In response to a racially offensive door-decorating contest, McCombs recently announced the hiring of an associate dean for Diversity and Inclusion, who will function as the chief diversity officer, CDO. The laudable goal of the CDO is to unite McComb’s myriad of diversity initiatives into one office.
This is not a novel approach. College hirings of CDO’s have been on the rise since 2016, but to ensure the CDO is successful, structural challenges in McCombs must be addressed. McCombs administration must increase transparency around, guarantee authority for and continuously support the incoming CDO.
Between the door-decorating incident two months ago and the announcement of an imminent CDO hire, McCombs administration remained completely silent about the steps it was taking. This closed-door attitude has to change for a CDO to be successful. The new CDO must be transparent to the student body. Equal access to information and open communication between students and administration is imperative for a diverse and inclusive environment.

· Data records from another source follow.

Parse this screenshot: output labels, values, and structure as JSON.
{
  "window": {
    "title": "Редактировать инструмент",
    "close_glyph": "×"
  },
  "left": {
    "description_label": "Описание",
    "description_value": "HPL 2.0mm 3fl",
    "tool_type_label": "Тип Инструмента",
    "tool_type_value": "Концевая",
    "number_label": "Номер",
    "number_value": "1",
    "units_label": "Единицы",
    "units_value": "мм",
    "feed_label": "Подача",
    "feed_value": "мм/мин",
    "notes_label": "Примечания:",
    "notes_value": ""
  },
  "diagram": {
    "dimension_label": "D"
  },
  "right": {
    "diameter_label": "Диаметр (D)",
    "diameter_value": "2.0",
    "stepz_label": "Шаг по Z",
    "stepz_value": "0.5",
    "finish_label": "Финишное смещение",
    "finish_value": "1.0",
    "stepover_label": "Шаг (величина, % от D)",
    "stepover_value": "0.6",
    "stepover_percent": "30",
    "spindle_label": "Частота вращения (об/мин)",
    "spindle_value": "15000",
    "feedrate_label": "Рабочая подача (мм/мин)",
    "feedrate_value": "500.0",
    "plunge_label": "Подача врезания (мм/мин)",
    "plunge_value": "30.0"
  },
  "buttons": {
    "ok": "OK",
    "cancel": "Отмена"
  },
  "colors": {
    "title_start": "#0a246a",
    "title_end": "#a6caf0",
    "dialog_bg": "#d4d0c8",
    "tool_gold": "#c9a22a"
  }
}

Moreover, Dr. David Harrison, the McCombs representative on the University-wide Diversity and Inclusion Committee, mentioned the Committee made 22 recommendations to guide the creation of inclusive policies. This information is still held by McCombs administration and has not been made publicly available to students.
The new diversity officer must report directly to the dean. Anything else will come across as appeasement and runs the risk of restricting the capacity of a CDO to enact meaningful change. It is currently unclear how the CDO will function. Formally, the CDO will be known as the associate dean for Diversity and Inclusion. Placed beneath the deans of McCombs, this naturally creates a hierarchy that can provide direction for the new associate dean but has historically posed a restriction on their ability to operate.
To ensure the numerous voices of McCombs students are heard and acted upon, the administration must ensure this office has a clearly defined structure and deliberate purpose from the beginning. Then it must ensure safeguards are in place to protect continued support of the office.
CDOs are increasingly facing resource scarcity issues that limit their effectiveness. Fifty-three percent of CDOs say they have not been given adequate resources to perform their responsibilities. New CDOs are hired with an initial groundswell of support, but the role can deteriorate from a lack of access to leadership, funding and quality staff. Before the CDO’s tenure begins, administration must deliberately outline the goals of the new initiative. That way, the goals can be used to maintain the CDO’s status within the McCombs administration. Without a clear plan, the role of the CDO will be forever in flux and incapable of serving the needs of their students.
The incoming CDO must carve out an independent path for themselves distinct from administrative agendas, or else they risk jeopardizing their authenticity in the eyes of students. The business school has made great strides by introducing the McCombs Community Values to reinforce unity, but the CDO provides an ultimate test for McCombs’s ability to create a diverse environment.
Hasan is a finance and internation relations and global studies sophomore from Plano.